Exercise details
In the records below, find each line with "Problems" and copy it.

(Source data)
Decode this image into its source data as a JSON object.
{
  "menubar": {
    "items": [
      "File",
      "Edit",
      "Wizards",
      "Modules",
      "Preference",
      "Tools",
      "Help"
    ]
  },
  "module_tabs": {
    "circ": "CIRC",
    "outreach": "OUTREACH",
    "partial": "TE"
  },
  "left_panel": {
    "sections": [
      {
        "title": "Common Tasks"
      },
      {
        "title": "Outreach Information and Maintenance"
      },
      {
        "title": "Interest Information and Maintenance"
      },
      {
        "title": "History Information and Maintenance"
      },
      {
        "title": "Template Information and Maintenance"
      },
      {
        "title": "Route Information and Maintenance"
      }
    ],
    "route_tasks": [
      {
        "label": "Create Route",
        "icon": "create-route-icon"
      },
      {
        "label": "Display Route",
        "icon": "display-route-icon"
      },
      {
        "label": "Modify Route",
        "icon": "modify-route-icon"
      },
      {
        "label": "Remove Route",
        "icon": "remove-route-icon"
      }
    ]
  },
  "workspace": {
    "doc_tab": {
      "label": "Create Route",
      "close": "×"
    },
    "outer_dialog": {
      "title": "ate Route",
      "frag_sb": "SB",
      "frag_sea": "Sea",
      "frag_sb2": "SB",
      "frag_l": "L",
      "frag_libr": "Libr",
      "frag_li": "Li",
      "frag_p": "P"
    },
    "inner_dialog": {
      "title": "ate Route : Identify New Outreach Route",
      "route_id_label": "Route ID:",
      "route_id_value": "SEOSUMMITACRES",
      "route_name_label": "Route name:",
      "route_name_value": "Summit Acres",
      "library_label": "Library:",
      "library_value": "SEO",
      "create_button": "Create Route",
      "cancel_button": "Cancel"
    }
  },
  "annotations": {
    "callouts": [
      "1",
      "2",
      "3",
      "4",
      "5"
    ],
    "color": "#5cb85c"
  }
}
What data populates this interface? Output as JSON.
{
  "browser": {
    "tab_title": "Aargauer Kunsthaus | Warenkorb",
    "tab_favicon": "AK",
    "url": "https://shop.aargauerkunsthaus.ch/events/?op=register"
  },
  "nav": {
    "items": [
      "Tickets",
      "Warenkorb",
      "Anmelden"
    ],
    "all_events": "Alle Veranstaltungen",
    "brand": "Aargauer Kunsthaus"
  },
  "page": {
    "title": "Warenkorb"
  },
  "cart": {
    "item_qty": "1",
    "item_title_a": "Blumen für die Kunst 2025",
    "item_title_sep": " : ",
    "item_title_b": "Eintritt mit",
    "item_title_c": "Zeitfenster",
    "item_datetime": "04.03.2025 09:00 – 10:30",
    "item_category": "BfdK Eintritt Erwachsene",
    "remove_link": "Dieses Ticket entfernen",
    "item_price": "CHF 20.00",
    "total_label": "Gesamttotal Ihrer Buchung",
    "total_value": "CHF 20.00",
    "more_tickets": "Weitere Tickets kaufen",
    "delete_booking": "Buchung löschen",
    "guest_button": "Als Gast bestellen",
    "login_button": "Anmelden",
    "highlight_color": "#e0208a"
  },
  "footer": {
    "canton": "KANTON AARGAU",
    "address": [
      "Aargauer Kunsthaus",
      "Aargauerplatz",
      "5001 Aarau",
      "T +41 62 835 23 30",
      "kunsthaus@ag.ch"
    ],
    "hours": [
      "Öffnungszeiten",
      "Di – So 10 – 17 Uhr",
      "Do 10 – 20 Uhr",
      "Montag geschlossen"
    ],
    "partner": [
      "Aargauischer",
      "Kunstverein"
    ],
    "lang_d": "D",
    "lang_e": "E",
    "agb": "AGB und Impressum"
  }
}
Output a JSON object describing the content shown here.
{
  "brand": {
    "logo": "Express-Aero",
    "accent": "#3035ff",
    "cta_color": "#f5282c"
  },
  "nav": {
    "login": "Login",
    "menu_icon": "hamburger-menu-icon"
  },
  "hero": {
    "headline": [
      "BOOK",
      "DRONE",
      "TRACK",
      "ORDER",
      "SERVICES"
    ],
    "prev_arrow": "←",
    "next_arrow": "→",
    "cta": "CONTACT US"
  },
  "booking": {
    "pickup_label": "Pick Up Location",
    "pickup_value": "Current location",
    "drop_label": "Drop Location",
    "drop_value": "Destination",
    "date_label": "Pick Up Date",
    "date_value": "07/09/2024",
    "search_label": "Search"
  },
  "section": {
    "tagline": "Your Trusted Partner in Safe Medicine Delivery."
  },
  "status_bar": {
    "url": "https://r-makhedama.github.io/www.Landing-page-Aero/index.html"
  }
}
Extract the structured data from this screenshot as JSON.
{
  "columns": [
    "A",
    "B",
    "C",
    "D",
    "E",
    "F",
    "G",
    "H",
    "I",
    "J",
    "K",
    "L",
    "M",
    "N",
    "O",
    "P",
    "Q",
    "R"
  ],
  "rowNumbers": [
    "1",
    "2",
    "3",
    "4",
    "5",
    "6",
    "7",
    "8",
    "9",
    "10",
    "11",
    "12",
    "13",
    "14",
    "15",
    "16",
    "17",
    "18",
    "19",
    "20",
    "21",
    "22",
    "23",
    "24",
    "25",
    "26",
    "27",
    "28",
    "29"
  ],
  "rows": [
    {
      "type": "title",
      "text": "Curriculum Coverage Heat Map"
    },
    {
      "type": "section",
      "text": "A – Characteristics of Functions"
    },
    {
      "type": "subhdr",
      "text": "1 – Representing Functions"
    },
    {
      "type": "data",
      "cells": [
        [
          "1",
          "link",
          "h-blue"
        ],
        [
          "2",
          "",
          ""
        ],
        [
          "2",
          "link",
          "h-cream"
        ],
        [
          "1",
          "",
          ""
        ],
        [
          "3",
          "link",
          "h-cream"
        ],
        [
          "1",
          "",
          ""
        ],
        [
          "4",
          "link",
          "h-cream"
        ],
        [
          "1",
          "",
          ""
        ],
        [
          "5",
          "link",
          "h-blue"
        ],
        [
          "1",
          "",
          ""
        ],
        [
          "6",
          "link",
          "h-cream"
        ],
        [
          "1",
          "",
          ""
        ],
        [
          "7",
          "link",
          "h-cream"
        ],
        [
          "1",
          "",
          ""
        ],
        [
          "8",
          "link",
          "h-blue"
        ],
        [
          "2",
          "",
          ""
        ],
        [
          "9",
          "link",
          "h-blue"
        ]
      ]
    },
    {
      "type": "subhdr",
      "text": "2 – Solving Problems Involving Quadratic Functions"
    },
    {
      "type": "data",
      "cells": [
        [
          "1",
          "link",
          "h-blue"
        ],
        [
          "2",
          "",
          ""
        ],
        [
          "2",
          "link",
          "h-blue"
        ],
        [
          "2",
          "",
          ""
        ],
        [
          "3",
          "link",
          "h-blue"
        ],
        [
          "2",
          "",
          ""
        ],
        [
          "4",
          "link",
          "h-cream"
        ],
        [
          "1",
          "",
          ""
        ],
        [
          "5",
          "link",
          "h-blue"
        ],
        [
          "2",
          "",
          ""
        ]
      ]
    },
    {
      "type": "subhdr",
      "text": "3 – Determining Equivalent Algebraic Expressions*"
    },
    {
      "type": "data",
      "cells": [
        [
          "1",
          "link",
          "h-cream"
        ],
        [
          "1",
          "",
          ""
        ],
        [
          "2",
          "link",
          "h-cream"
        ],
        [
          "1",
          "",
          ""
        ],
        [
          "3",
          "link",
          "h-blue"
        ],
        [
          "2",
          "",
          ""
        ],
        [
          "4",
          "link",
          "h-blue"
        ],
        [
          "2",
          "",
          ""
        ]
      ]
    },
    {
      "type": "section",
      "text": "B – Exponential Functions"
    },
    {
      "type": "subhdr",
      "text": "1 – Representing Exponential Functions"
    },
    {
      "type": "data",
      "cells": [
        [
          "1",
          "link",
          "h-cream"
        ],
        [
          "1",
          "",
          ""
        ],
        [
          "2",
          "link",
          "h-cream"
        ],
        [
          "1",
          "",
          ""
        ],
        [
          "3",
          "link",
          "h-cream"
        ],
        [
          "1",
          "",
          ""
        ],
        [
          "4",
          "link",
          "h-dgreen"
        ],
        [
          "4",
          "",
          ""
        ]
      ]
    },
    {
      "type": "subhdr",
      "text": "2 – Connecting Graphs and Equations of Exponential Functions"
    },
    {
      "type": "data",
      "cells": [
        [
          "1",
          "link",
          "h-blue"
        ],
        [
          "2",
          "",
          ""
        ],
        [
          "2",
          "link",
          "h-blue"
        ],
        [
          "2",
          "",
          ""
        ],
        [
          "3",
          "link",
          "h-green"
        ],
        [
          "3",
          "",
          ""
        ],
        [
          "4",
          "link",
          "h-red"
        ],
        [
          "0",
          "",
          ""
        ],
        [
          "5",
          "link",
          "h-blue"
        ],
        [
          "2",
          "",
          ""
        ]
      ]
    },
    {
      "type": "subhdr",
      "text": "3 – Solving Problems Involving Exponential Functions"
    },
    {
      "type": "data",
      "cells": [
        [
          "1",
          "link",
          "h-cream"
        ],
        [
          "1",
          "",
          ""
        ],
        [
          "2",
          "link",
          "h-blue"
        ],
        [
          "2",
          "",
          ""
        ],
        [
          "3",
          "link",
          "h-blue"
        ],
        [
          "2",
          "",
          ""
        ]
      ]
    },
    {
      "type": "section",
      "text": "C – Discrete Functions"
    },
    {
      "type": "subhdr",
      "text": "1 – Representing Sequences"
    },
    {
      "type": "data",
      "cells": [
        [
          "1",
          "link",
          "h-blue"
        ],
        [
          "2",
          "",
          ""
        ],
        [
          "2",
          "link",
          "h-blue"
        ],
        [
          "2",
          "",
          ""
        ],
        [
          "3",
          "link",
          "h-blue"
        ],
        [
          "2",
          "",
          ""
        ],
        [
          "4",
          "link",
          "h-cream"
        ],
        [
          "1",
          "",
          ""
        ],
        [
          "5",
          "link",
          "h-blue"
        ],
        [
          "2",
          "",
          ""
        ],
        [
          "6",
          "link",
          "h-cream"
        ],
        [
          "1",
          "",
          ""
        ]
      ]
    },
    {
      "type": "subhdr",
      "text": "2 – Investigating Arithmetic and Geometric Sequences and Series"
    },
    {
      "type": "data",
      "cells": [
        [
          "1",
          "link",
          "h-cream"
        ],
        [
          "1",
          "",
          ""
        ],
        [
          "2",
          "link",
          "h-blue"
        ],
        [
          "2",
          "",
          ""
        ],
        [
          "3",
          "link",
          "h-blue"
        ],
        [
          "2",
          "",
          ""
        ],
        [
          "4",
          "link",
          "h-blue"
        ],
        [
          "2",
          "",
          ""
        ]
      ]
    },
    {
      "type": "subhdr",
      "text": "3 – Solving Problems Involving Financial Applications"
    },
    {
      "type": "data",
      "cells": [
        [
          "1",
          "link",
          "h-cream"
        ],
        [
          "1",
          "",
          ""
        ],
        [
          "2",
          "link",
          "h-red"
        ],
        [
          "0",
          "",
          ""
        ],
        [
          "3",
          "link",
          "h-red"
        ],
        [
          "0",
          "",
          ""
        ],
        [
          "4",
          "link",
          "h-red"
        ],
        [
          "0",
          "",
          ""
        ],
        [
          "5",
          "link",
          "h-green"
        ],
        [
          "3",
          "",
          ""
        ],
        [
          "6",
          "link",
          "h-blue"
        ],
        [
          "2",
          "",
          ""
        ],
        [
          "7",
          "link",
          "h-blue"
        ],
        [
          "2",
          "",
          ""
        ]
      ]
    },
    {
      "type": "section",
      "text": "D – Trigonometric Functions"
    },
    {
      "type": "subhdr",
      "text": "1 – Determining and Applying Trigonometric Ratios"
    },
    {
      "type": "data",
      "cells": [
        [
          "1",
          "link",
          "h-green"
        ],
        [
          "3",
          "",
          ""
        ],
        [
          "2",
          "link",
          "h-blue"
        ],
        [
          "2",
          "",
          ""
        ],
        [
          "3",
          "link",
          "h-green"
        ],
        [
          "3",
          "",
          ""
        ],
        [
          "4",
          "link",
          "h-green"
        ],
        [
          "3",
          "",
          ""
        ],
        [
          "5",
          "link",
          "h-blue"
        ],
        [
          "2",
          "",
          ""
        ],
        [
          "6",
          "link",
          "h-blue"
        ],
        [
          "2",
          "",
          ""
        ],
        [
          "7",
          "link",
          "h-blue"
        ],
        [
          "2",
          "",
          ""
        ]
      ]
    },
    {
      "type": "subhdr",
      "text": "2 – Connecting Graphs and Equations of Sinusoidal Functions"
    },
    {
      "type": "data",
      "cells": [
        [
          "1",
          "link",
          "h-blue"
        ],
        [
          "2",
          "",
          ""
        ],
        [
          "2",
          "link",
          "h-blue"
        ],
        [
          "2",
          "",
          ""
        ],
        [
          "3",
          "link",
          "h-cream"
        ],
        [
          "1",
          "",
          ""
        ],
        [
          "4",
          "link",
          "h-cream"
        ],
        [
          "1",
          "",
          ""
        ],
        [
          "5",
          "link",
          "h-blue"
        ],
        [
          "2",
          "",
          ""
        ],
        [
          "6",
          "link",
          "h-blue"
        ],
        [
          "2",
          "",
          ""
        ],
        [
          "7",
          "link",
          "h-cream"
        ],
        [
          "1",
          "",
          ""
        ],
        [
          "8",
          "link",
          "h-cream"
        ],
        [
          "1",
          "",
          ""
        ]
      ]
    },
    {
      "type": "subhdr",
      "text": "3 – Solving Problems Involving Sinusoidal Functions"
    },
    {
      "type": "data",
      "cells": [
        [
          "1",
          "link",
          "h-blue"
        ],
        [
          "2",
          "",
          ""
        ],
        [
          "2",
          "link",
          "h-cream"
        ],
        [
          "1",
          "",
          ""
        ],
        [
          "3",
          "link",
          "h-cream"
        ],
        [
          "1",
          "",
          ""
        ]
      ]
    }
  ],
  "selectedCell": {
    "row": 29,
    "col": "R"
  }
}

Solution for this problem
      "text": "2 – Solving Problems Involving Quadratic Functions"
      "text": "3 – Solving Problems Involving Exponential Functions"
      "text": "3 – Solving Problems Involving Financial Applications"
      "text": "3 – Solving Problems Involving Sinusoidal Functions"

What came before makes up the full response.